Once the pictures are removed, restate the data below word for word.

Dataset entries:
----
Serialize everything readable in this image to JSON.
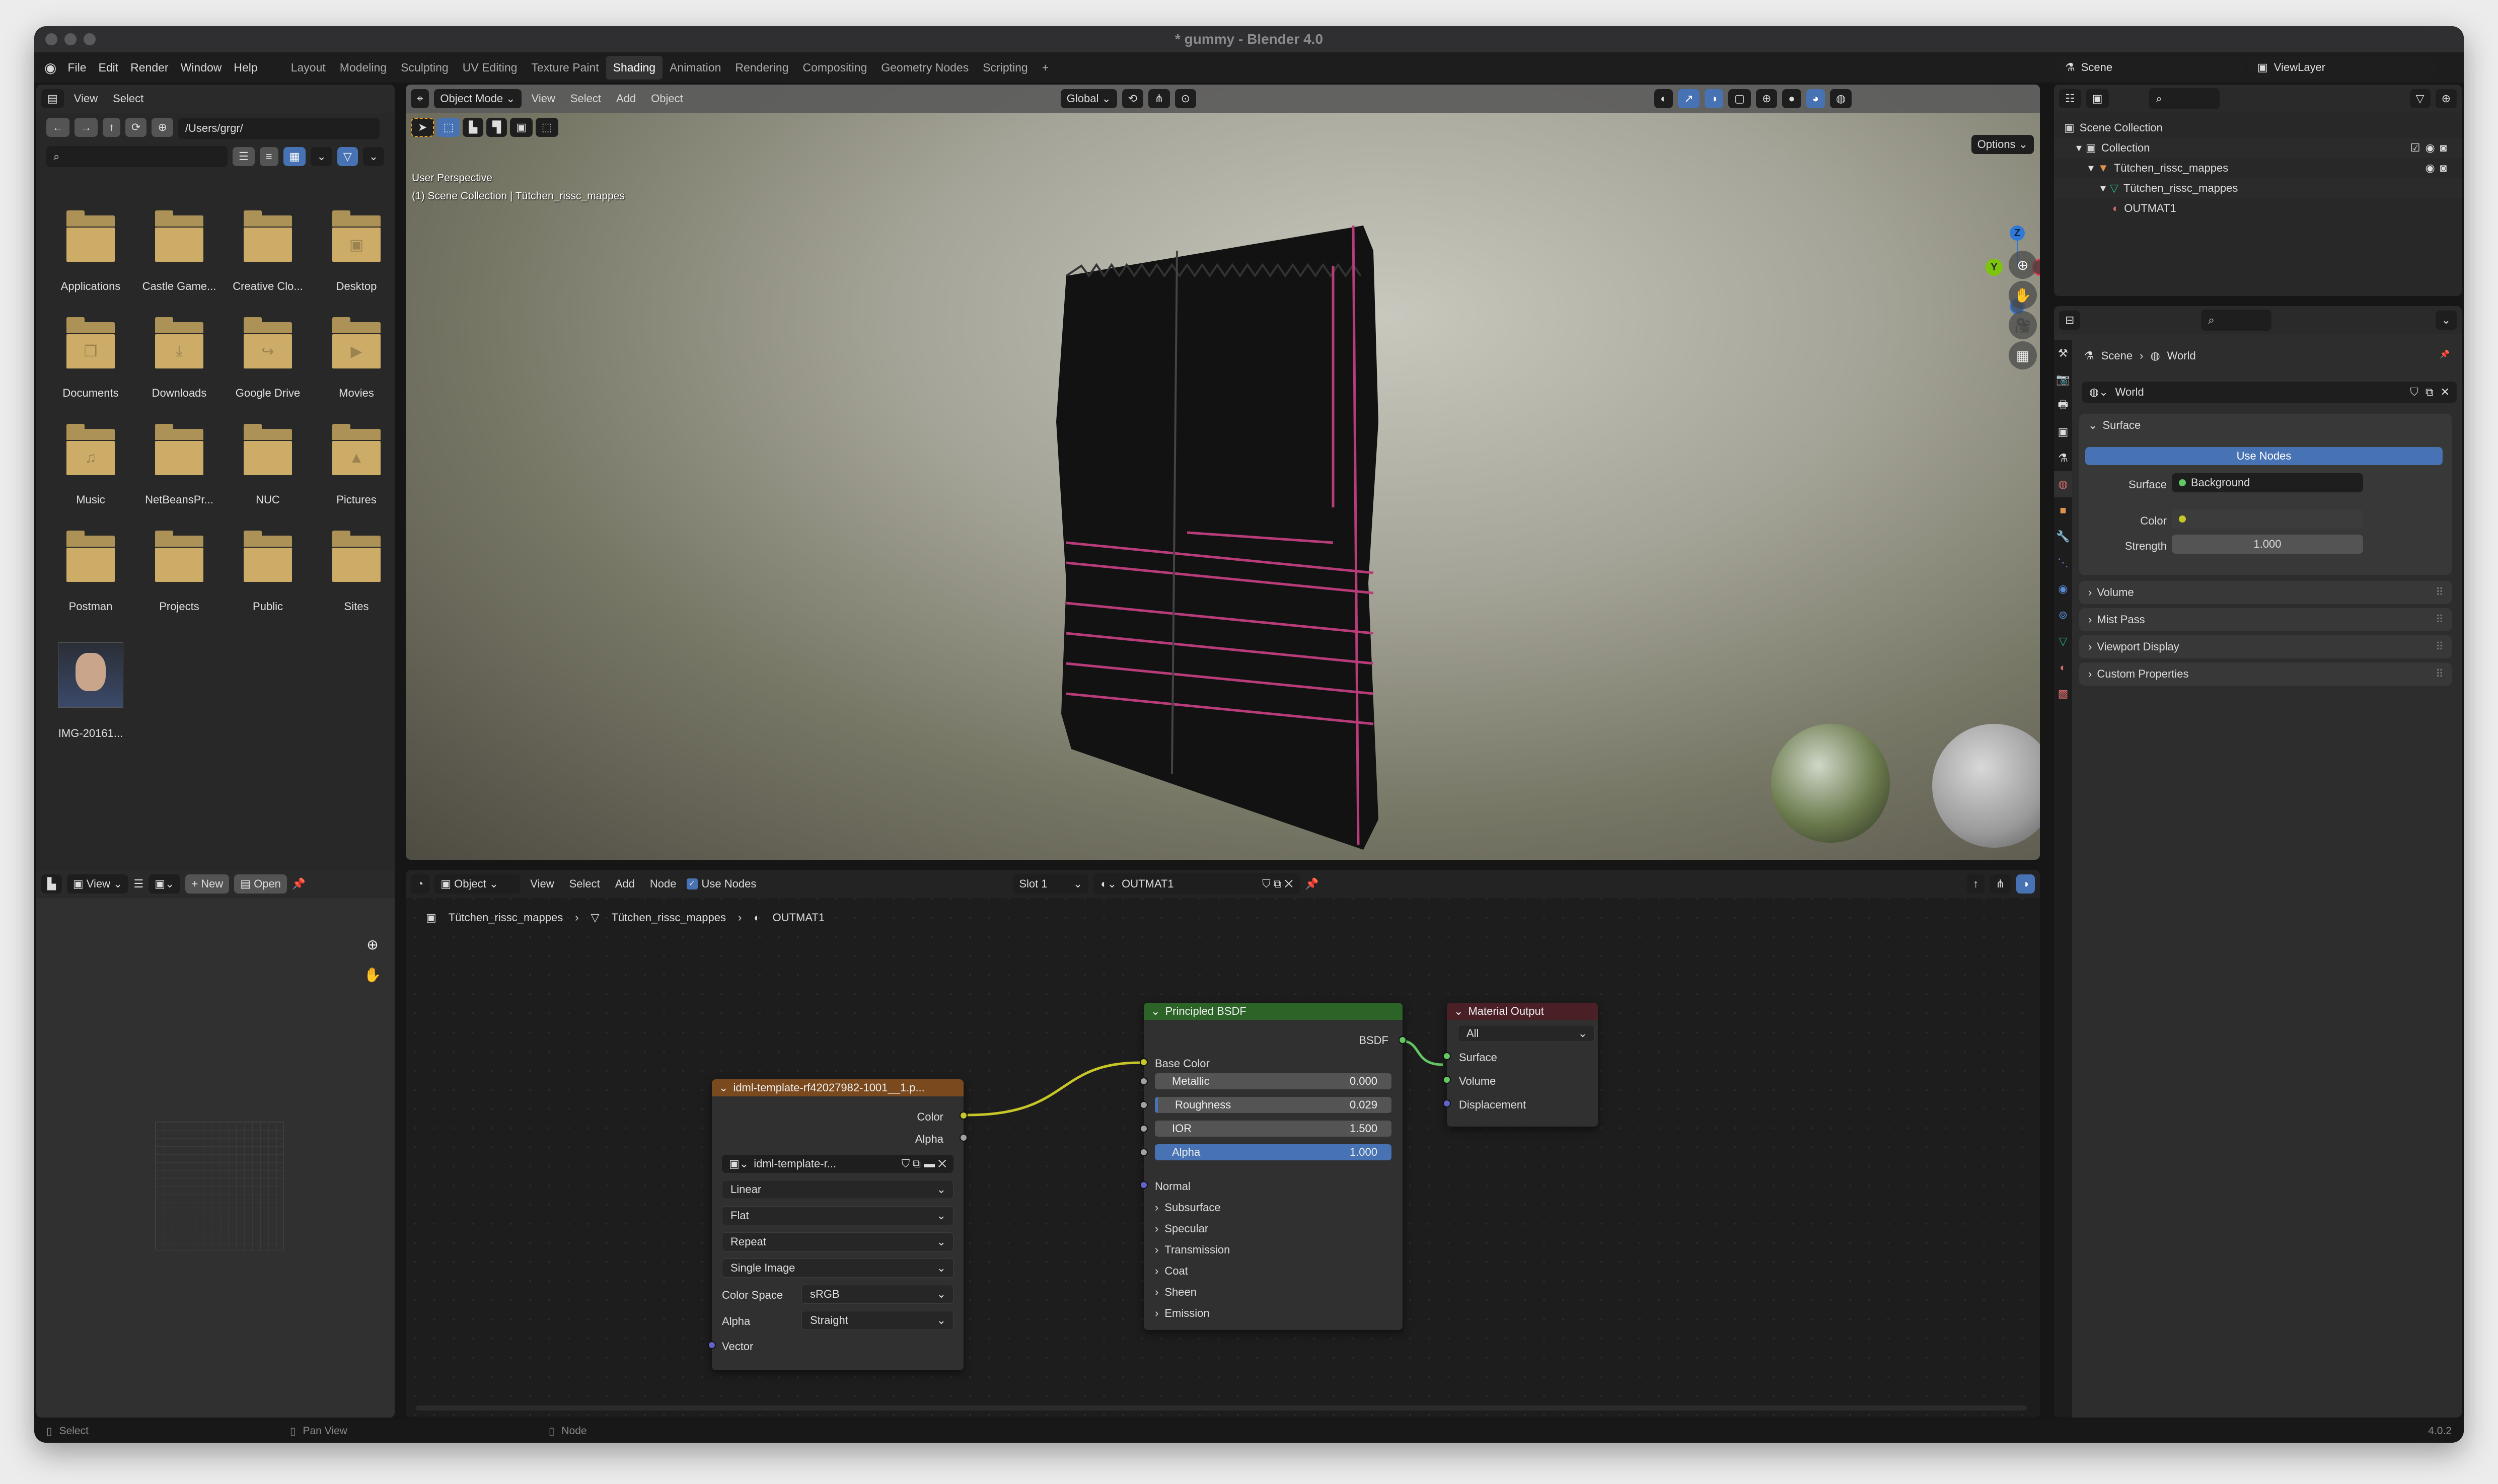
{
  "window": {
    "title": "* gummy - Blender 4.0"
  },
  "menubar": {
    "items": [
      "File",
      "Edit",
      "Render",
      "Window",
      "Help"
    ],
    "workspaces": [
      "Layout",
      "Modeling",
      "Sculpting",
      "UV Editing",
      "Texture Paint",
      "Shading",
      "Animation",
      "Rendering",
      "Compositing",
      "Geometry Nodes",
      "Scripting"
    ],
    "active_workspace": "Shading",
    "add_tab": "+"
  },
  "file_browser": {
    "menus": [
      "View",
      "Select"
    ],
    "path": "/Users/grgr/",
    "search_placeholder": "",
    "items": [
      {
        "name": "Applications",
        "icon": "folder-icon"
      },
      {
        "name": "Castle Game...",
        "icon": "folder-icon"
      },
      {
        "name": "Creative Clo...",
        "icon": "folder-icon"
      },
      {
        "name": "Desktop",
        "icon": "folder-desktop-icon"
      },
      {
        "name": "Documents",
        "icon": "folder-documents-icon"
      },
      {
        "name": "Downloads",
        "icon": "folder-download-icon"
      },
      {
        "name": "Google Drive",
        "icon": "folder-link-icon"
      },
      {
        "name": "Movies",
        "icon": "folder-movies-icon"
      },
      {
        "name": "Music",
        "icon": "folder-music-icon"
      },
      {
        "name": "NetBeansPr...",
        "icon": "folder-icon"
      },
      {
        "name": "NUC",
        "icon": "folder-icon"
      },
      {
        "name": "Pictures",
        "icon": "folder-pictures-icon"
      },
      {
        "name": "Postman",
        "icon": "folder-icon"
      },
      {
        "name": "Projects",
        "icon": "folder-icon"
      },
      {
        "name": "Public",
        "icon": "folder-icon"
      },
      {
        "name": "Sites",
        "icon": "folder-icon"
      },
      {
        "name": "IMG-20161...",
        "icon": "image-thumbnail"
      }
    ]
  },
  "viewport": {
    "mode": "Object Mode",
    "menus": [
      "View",
      "Select",
      "Add",
      "Object"
    ],
    "orientation": "Global",
    "options": "Options",
    "overlay_text": [
      "User Perspective",
      "(1) Scene Collection | Tütchen_rissc_mappes"
    ],
    "gizmo": {
      "z": "Z",
      "y": "Y"
    }
  },
  "topbar_right": {
    "scene": "Scene",
    "view_layer": "ViewLayer"
  },
  "outliner": {
    "rows": [
      {
        "label": "Scene Collection",
        "icon": "scene-collection-icon",
        "depth": 0
      },
      {
        "label": "Collection",
        "icon": "collection-icon",
        "depth": 1
      },
      {
        "label": "Tütchen_rissc_mappes",
        "icon": "object-mesh-icon",
        "depth": 2
      },
      {
        "label": "Tütchen_rissc_mappes",
        "icon": "mesh-data-icon",
        "depth": 3
      },
      {
        "label": "OUTMAT1",
        "icon": "material-icon",
        "depth": 4
      }
    ]
  },
  "properties": {
    "breadcrumb": [
      "Scene",
      "World"
    ],
    "world_name": "World",
    "surface_panel": {
      "title": "Surface",
      "use_nodes": "Use Nodes",
      "surface_label": "Surface",
      "surface_value": "Background",
      "color_label": "Color",
      "strength_label": "Strength",
      "strength_value": "1.000"
    },
    "collapsed_panels": [
      "Volume",
      "Mist Pass",
      "Viewport Display",
      "Custom Properties"
    ]
  },
  "image_editor": {
    "menus": [
      "View"
    ],
    "new": "New",
    "open": "Open"
  },
  "node_editor": {
    "object_label": "Object",
    "menus": [
      "View",
      "Select",
      "Add",
      "Node"
    ],
    "use_nodes": "Use Nodes",
    "slot": "Slot 1",
    "material": "OUTMAT1",
    "breadcrumb": [
      "Tütchen_rissc_mappes",
      "Tütchen_rissc_mappes",
      "OUTMAT1"
    ],
    "image_node": {
      "title": "idml-template-rf42027982-1001__1.p...",
      "outputs": [
        "Color",
        "Alpha"
      ],
      "image": "idml-template-r...",
      "dropdowns": [
        "Linear",
        "Flat",
        "Repeat",
        "Single Image"
      ],
      "color_space_label": "Color Space",
      "color_space": "sRGB",
      "alpha_label": "Alpha",
      "alpha": "Straight",
      "input": "Vector"
    },
    "bsdf_node": {
      "title": "Principled BSDF",
      "output": "BSDF",
      "base_color": "Base Color",
      "fields": [
        {
          "label": "Metallic",
          "value": "0.000"
        },
        {
          "label": "Roughness",
          "value": "0.029"
        },
        {
          "label": "IOR",
          "value": "1.500"
        },
        {
          "label": "Alpha",
          "value": "1.000"
        }
      ],
      "normal": "Normal",
      "sections": [
        "Subsurface",
        "Specular",
        "Transmission",
        "Coat",
        "Sheen",
        "Emission"
      ]
    },
    "output_node": {
      "title": "Material Output",
      "target": "All",
      "inputs": [
        "Surface",
        "Volume",
        "Displacement"
      ]
    }
  },
  "statusbar": {
    "items": [
      "Select",
      "Pan View",
      "Node"
    ],
    "version": "4.0.2"
  },
  "colors": {
    "accent": "#4772b3",
    "folder": "#ccac67",
    "image_node_header": "#7a4a1e",
    "bsdf_header": "#2c6428",
    "output_header": "#4a1f26",
    "socket_color": "#c7c729",
    "socket_shader": "#63c763",
    "socket_vector": "#6363c7",
    "socket_float": "#a1a1a1"
  }
}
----
Exercise result:
Serialize everything readable in this image to JSON.
{
  "window": {
    "title": "* gummy - Blender 4.0"
  },
  "menubar": {
    "items": [
      "File",
      "Edit",
      "Render",
      "Window",
      "Help"
    ],
    "workspaces": [
      "Layout",
      "Modeling",
      "Sculpting",
      "UV Editing",
      "Texture Paint",
      "Shading",
      "Animation",
      "Rendering",
      "Compositing",
      "Geometry Nodes",
      "Scripting"
    ],
    "active_workspace": "Shading",
    "add_tab": "+"
  },
  "file_browser": {
    "menus": [
      "View",
      "Select"
    ],
    "path": "/Users/grgr/",
    "search_placeholder": "",
    "items": [
      {
        "name": "Applications",
        "icon": "folder-icon"
      },
      {
        "name": "Castle Game...",
        "icon": "folder-icon"
      },
      {
        "name": "Creative Clo...",
        "icon": "folder-icon"
      },
      {
        "name": "Desktop",
        "icon": "folder-desktop-icon"
      },
      {
        "name": "Documents",
        "icon": "folder-documents-icon"
      },
      {
        "name": "Downloads",
        "icon": "folder-download-icon"
      },
      {
        "name": "Google Drive",
        "icon": "folder-link-icon"
      },
      {
        "name": "Movies",
        "icon": "folder-movies-icon"
      },
      {
        "name": "Music",
        "icon": "folder-music-icon"
      },
      {
        "name": "NetBeansPr...",
        "icon": "folder-icon"
      },
      {
        "name": "NUC",
        "icon": "folder-icon"
      },
      {
        "name": "Pictures",
        "icon": "folder-pictures-icon"
      },
      {
        "name": "Postman",
        "icon": "folder-icon"
      },
      {
        "name": "Projects",
        "icon": "folder-icon"
      },
      {
        "name": "Public",
        "icon": "folder-icon"
      },
      {
        "name": "Sites",
        "icon": "folder-icon"
      },
      {
        "name": "IMG-20161...",
        "icon": "image-thumbnail"
      }
    ]
  },
  "viewport": {
    "mode": "Object Mode",
    "menus": [
      "View",
      "Select",
      "Add",
      "Object"
    ],
    "orientation": "Global",
    "options": "Options",
    "overlay_text": [
      "User Perspective",
      "(1) Scene Collection | Tütchen_rissc_mappes"
    ],
    "gizmo": {
      "z": "Z",
      "y": "Y"
    }
  },
  "topbar_right": {
    "scene": "Scene",
    "view_layer": "ViewLayer"
  },
  "outliner": {
    "rows": [
      {
        "label": "Scene Collection",
        "icon": "scene-collection-icon",
        "depth": 0
      },
      {
        "label": "Collection",
        "icon": "collection-icon",
        "depth": 1
      },
      {
        "label": "Tütchen_rissc_mappes",
        "icon": "object-mesh-icon",
        "depth": 2
      },
      {
        "label": "Tütchen_rissc_mappes",
        "icon": "mesh-data-icon",
        "depth": 3
      },
      {
        "label": "OUTMAT1",
        "icon": "material-icon",
        "depth": 4
      }
    ]
  },
  "properties": {
    "breadcrumb": [
      "Scene",
      "World"
    ],
    "world_name": "World",
    "surface_panel": {
      "title": "Surface",
      "use_nodes": "Use Nodes",
      "surface_label": "Surface",
      "surface_value": "Background",
      "color_label": "Color",
      "strength_label": "Strength",
      "strength_value": "1.000"
    },
    "collapsed_panels": [
      "Volume",
      "Mist Pass",
      "Viewport Display",
      "Custom Properties"
    ]
  },
  "image_editor": {
    "menus": [
      "View"
    ],
    "new": "New",
    "open": "Open"
  },
  "node_editor": {
    "object_label": "Object",
    "menus": [
      "View",
      "Select",
      "Add",
      "Node"
    ],
    "use_nodes": "Use Nodes",
    "slot": "Slot 1",
    "material": "OUTMAT1",
    "breadcrumb": [
      "Tütchen_rissc_mappes",
      "Tütchen_rissc_mappes",
      "OUTMAT1"
    ],
    "image_node": {
      "title": "idml-template-rf42027982-1001__1.p...",
      "outputs": [
        "Color",
        "Alpha"
      ],
      "image": "idml-template-r...",
      "dropdowns": [
        "Linear",
        "Flat",
        "Repeat",
        "Single Image"
      ],
      "color_space_label": "Color Space",
      "color_space": "sRGB",
      "alpha_label": "Alpha",
      "alpha": "Straight",
      "input": "Vector"
    },
    "bsdf_node": {
      "title": "Principled BSDF",
      "output": "BSDF",
      "base_color": "Base Color",
      "fields": [
        {
          "label": "Metallic",
          "value": "0.000"
        },
        {
          "label": "Roughness",
          "value": "0.029"
        },
        {
          "label": "IOR",
          "value": "1.500"
        },
        {
          "label": "Alpha",
          "value": "1.000"
        }
      ],
      "normal": "Normal",
      "sections": [
        "Subsurface",
        "Specular",
        "Transmission",
        "Coat",
        "Sheen",
        "Emission"
      ]
    },
    "output_node": {
      "title": "Material Output",
      "target": "All",
      "inputs": [
        "Surface",
        "Volume",
        "Displacement"
      ]
    }
  },
  "statusbar": {
    "items": [
      "Select",
      "Pan View",
      "Node"
    ],
    "version": "4.0.2"
  },
  "colors": {
    "accent": "#4772b3",
    "folder": "#ccac67",
    "image_node_header": "#7a4a1e",
    "bsdf_header": "#2c6428",
    "output_header": "#4a1f26",
    "socket_color": "#c7c729",
    "socket_shader": "#63c763",
    "socket_vector": "#6363c7",
    "socket_float": "#a1a1a1"
  }
}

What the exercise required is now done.